## EXERCISE REQUIREMENTS:
Write every record out again exactly as shown below.

## INFORMATION SUPPLIED:
********

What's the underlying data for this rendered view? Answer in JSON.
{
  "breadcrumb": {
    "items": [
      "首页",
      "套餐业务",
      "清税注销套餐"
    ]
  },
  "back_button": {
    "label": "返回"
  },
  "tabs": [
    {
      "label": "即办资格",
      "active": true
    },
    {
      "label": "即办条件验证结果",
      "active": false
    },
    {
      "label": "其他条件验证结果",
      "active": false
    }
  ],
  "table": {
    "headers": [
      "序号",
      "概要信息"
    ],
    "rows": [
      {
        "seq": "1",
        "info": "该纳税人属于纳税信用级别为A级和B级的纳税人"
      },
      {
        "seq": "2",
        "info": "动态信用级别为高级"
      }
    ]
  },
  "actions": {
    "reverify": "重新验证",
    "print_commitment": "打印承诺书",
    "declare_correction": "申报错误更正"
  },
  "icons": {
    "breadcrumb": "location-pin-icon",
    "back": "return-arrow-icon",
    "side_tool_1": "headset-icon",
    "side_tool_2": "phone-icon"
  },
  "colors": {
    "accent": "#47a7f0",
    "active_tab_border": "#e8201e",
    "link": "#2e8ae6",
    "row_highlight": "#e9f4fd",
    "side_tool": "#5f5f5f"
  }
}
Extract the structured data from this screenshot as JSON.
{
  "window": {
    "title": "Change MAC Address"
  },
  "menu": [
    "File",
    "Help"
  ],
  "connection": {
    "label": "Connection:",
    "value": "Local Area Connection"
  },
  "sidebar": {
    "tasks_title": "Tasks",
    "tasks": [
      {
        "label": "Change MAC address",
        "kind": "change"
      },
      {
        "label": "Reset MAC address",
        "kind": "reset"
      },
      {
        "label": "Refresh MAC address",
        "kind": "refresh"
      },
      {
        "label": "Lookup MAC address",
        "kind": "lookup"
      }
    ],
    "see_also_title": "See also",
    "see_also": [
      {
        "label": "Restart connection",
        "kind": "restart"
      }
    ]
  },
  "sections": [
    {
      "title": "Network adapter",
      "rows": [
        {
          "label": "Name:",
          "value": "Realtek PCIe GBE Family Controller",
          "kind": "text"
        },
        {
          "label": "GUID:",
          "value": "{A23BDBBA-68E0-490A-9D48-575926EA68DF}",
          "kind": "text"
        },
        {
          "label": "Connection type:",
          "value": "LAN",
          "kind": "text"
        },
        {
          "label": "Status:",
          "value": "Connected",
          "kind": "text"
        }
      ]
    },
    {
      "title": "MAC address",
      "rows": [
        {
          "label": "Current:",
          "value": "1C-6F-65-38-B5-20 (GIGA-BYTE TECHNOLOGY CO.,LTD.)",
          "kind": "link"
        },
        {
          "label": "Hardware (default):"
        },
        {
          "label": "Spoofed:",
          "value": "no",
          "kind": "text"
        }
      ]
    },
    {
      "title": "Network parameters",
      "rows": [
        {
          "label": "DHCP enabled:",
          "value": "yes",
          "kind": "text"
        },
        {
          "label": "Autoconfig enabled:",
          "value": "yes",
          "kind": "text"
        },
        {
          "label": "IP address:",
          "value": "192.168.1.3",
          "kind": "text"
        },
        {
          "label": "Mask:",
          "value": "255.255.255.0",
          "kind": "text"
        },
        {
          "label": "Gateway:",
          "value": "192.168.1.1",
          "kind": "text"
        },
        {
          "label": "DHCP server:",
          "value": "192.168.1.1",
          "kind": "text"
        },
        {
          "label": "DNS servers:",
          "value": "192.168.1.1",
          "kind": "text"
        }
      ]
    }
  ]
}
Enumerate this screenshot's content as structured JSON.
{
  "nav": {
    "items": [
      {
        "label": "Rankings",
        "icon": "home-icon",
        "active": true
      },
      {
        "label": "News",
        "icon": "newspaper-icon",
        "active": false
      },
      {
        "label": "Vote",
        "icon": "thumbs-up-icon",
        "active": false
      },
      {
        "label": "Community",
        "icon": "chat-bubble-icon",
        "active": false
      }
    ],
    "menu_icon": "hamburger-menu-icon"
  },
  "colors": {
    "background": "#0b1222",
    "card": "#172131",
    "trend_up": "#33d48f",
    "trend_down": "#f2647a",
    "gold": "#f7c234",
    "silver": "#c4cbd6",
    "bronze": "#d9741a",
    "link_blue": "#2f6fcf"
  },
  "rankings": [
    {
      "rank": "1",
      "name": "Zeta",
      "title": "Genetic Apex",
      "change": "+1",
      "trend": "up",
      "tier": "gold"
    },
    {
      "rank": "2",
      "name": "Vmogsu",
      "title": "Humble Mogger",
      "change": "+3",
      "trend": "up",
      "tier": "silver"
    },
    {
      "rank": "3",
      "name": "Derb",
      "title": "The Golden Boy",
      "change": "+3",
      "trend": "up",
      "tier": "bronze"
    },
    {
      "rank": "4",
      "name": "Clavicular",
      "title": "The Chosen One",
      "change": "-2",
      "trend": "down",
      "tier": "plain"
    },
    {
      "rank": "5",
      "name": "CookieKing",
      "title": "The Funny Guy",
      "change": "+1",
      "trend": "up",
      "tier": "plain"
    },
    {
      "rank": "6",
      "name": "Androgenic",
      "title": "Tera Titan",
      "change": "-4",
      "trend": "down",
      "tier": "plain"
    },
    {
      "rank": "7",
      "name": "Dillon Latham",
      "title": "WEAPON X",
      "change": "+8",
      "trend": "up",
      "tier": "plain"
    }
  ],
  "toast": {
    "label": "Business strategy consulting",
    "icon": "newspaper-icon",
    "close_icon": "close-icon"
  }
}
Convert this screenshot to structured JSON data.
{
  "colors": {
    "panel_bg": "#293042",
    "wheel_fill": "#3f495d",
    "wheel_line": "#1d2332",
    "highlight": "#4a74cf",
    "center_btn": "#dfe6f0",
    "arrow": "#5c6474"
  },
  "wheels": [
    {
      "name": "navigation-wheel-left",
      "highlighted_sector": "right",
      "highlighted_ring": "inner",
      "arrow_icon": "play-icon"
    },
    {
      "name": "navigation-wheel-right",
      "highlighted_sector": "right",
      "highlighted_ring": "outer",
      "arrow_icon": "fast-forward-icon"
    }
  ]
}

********

## EXERCISE OUTPUT:
What's the underlying data for this rendered view? Answer in JSON.
{
  "breadcrumb": {
    "items": [
      "首页",
      "套餐业务",
      "清税注销套餐"
    ]
  },
  "back_button": {
    "label": "返回"
  },
  "tabs": [
    {
      "label": "即办资格",
      "active": true
    },
    {
      "label": "即办条件验证结果",
      "active": false
    },
    {
      "label": "其他条件验证结果",
      "active": false
    }
  ],
  "table": {
    "headers": [
      "序号",
      "概要信息"
    ],
    "rows": [
      {
        "seq": "1",
        "info": "该纳税人属于纳税信用级别为A级和B级的纳税人"
      },
      {
        "seq": "2",
        "info": "动态信用级别为高级"
      }
    ]
  },
  "actions": {
    "reverify": "重新验证",
    "print_commitment": "打印承诺书",
    "declare_correction": "申报错误更正"
  },
  "icons": {
    "breadcrumb": "location-pin-icon",
    "back": "return-arrow-icon",
    "side_tool_1": "headset-icon",
    "side_tool_2": "phone-icon"
  },
  "colors": {
    "accent": "#47a7f0",
    "active_tab_border": "#e8201e",
    "link": "#2e8ae6",
    "row_highlight": "#e9f4fd",
    "side_tool": "#5f5f5f"
  }
}
Extract the structured data from this screenshot as JSON.
{
  "window": {
    "title": "Change MAC Address"
  },
  "menu": [
    "File",
    "Help"
  ],
  "connection": {
    "label": "Connection:",
    "value": "Local Area Connection"
  },
  "sidebar": {
    "tasks_title": "Tasks",
    "tasks": [
      {
        "label": "Change MAC address",
        "kind": "change"
      },
      {
        "label": "Reset MAC address",
        "kind": "reset"
      },
      {
        "label": "Refresh MAC address",
        "kind": "refresh"
      },
      {
        "label": "Lookup MAC address",
        "kind": "lookup"
      }
    ],
    "see_also_title": "See also",
    "see_also": [
      {
        "label": "Restart connection",
        "kind": "restart"
      }
    ]
  },
  "sections": [
    {
      "title": "Network adapter",
      "rows": [
        {
          "label": "Name:",
          "value": "Realtek PCIe GBE Family Controller",
          "kind": "text"
        },
        {
          "label": "GUID:",
          "value": "{A23BDBBA-68E0-490A-9D48-575926EA68DF}",
          "kind": "text"
        },
        {
          "label": "Connection type:",
          "value": "LAN",
          "kind": "text"
        },
        {
          "label": "Status:",
          "value": "Connected",
          "kind": "text"
        }
      ]
    },
    {
      "title": "MAC address",
      "rows": [
        {
          "label": "Current:",
          "value": "1C-6F-65-38-B5-20 (GIGA-BYTE TECHNOLOGY CO.,LTD.)",
          "kind": "link"
        },
        {
          "label": "Hardware (default):"
        },
        {
          "label": "Spoofed:",
          "value": "no",
          "kind": "text"
        }
      ]
    },
    {
      "title": "Network parameters",
      "rows": [
        {
          "label": "DHCP enabled:",
          "value": "yes",
          "kind": "text"
        },
        {
          "label": "Autoconfig enabled:",
          "value": "yes",
          "kind": "text"
        },
        {
          "label": "IP address:",
          "value": "192.168.1.3",
          "kind": "text"
        },
        {
          "label": "Mask:",
          "value": "255.255.255.0",
          "kind": "text"
        },
        {
          "label": "Gateway:",
          "value": "192.168.1.1",
          "kind": "text"
        },
        {
          "label": "DHCP server:",
          "value": "192.168.1.1",
          "kind": "text"
        },
        {
          "label": "DNS servers:",
          "value": "192.168.1.1",
          "kind": "text"
        }
      ]
    }
  ]
}
Enumerate this screenshot's content as structured JSON.
{
  "nav": {
    "items": [
      {
        "label": "Rankings",
        "icon": "home-icon",
        "active": true
      },
      {
        "label": "News",
        "icon": "newspaper-icon",
        "active": false
      },
      {
        "label": "Vote",
        "icon": "thumbs-up-icon",
        "active": false
      },
      {
        "label": "Community",
        "icon": "chat-bubble-icon",
        "active": false
      }
    ],
    "menu_icon": "hamburger-menu-icon"
  },
  "colors": {
    "background": "#0b1222",
    "card": "#172131",
    "trend_up": "#33d48f",
    "trend_down": "#f2647a",
    "gold": "#f7c234",
    "silver": "#c4cbd6",
    "bronze": "#d9741a",
    "link_blue": "#2f6fcf"
  },
  "rankings": [
    {
      "rank": "1",
      "name": "Zeta",
      "title": "Genetic Apex",
      "change": "+1",
      "trend": "up",
      "tier": "gold"
    },
    {
      "rank": "2",
      "name": "Vmogsu",
      "title": "Humble Mogger",
      "change": "+3",
      "trend": "up",
      "tier": "silver"
    },
    {
      "rank": "3",
      "name": "Derb",
      "title": "The Golden Boy",
      "change": "+3",
      "trend": "up",
      "tier": "bronze"
    },
    {
      "rank": "4",
      "name": "Clavicular",
      "title": "The Chosen One",
      "change": "-2",
      "trend": "down",
      "tier": "plain"
    },
    {
      "rank": "5",
      "name": "CookieKing",
      "title": "The Funny Guy",
      "change": "+1",
      "trend": "up",
      "tier": "plain"
    },
    {
      "rank": "6",
      "name": "Androgenic",
      "title": "Tera Titan",
      "change": "-4",
      "trend": "down",
      "tier": "plain"
    },
    {
      "rank": "7",
      "name": "Dillon Latham",
      "title": "WEAPON X",
      "change": "+8",
      "trend": "up",
      "tier": "plain"
    }
  ],
  "toast": {
    "label": "Business strategy consulting",
    "icon": "newspaper-icon",
    "close_icon": "close-icon"
  }
}
Convert this screenshot to structured JSON data.
{
  "colors": {
    "panel_bg": "#293042",
    "wheel_fill": "#3f495d",
    "wheel_line": "#1d2332",
    "highlight": "#4a74cf",
    "center_btn": "#dfe6f0",
    "arrow": "#5c6474"
  },
  "wheels": [
    {
      "name": "navigation-wheel-left",
      "highlighted_sector": "right",
      "highlighted_ring": "inner",
      "arrow_icon": "play-icon"
    },
    {
      "name": "navigation-wheel-right",
      "highlighted_sector": "right",
      "highlighted_ring": "outer",
      "arrow_icon": "fast-forward-icon"
    }
  ]
}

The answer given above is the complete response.